Union Station

Work at Union Station has progressed to the point where the existing link between the railway and subway stations is affected by construction.

The westernmost door leading onto the moat outside of the GO Bay Street Concourse from the subway has been closed, and space in the subway west mezzanine formerly occupied by rather tired shops has been walled off.  There is a narrow passage from the fare barrier to the westernmost stairway down to the subway platform.  (The escalator to the same space was out of service today, March 11, for repairs, but it should be back in operation for Monday, March 12.)

Of the two stairways leading from the south side of Front Street down to the subway, the western one is now closed.

These arrangements will allow for construction of the western part of the new fare control area under Front Street.


The moat looking west.  The hot dog vendor is still doing business surrounded by construction, but the westmost exit from the subway mezzanine is fenced off.


The moat looking east.


The excavation directly in front of the main doors of Union Railway Station.
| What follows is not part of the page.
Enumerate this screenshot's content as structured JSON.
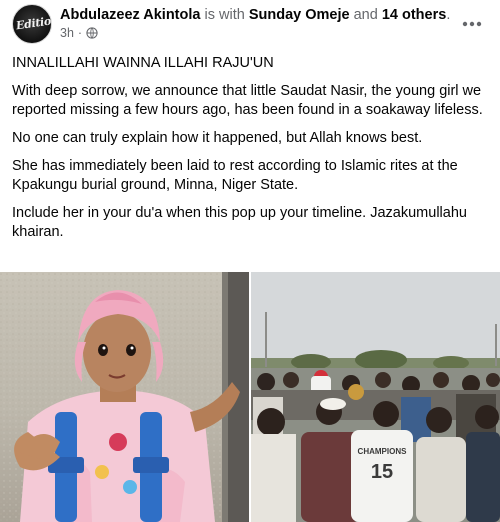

The large concrete box on the left side of the photo is the subway station, and the deep trench will be the space for the new northbound-to-Yonge platform.

King Station and Crossover

On the weekend of March 23 to 26 starting at midnight on Friday the TTC will close the Yonge subway between Bloor and Union for the first stage of installation of the new crossover at King Station.  Preliminary work is already underway, and there is a slow order through this area.  If past experiences at College and St. Clair are any indication, we can expect two more shutdowns in coming months.

Activation of the three new crossovers will not occur until the signal system replacement project finishes in a few years.  The original crossovers at these locations were never electrified and there is no provision in the existing signal system to manage them.

Also, the power feeds on either side of the crossovers are not set up to allow isolation of the crossover territory as a terminal.  When Bloor crossover was done many years ago, new section gaps were added at the south end of the station and midway north to Rosedale so that power could be maintained on both sides of a crossover even if there were a shutdown further north or south of Bloor.  Changes to the power feeds will be done concurrently with the signal work.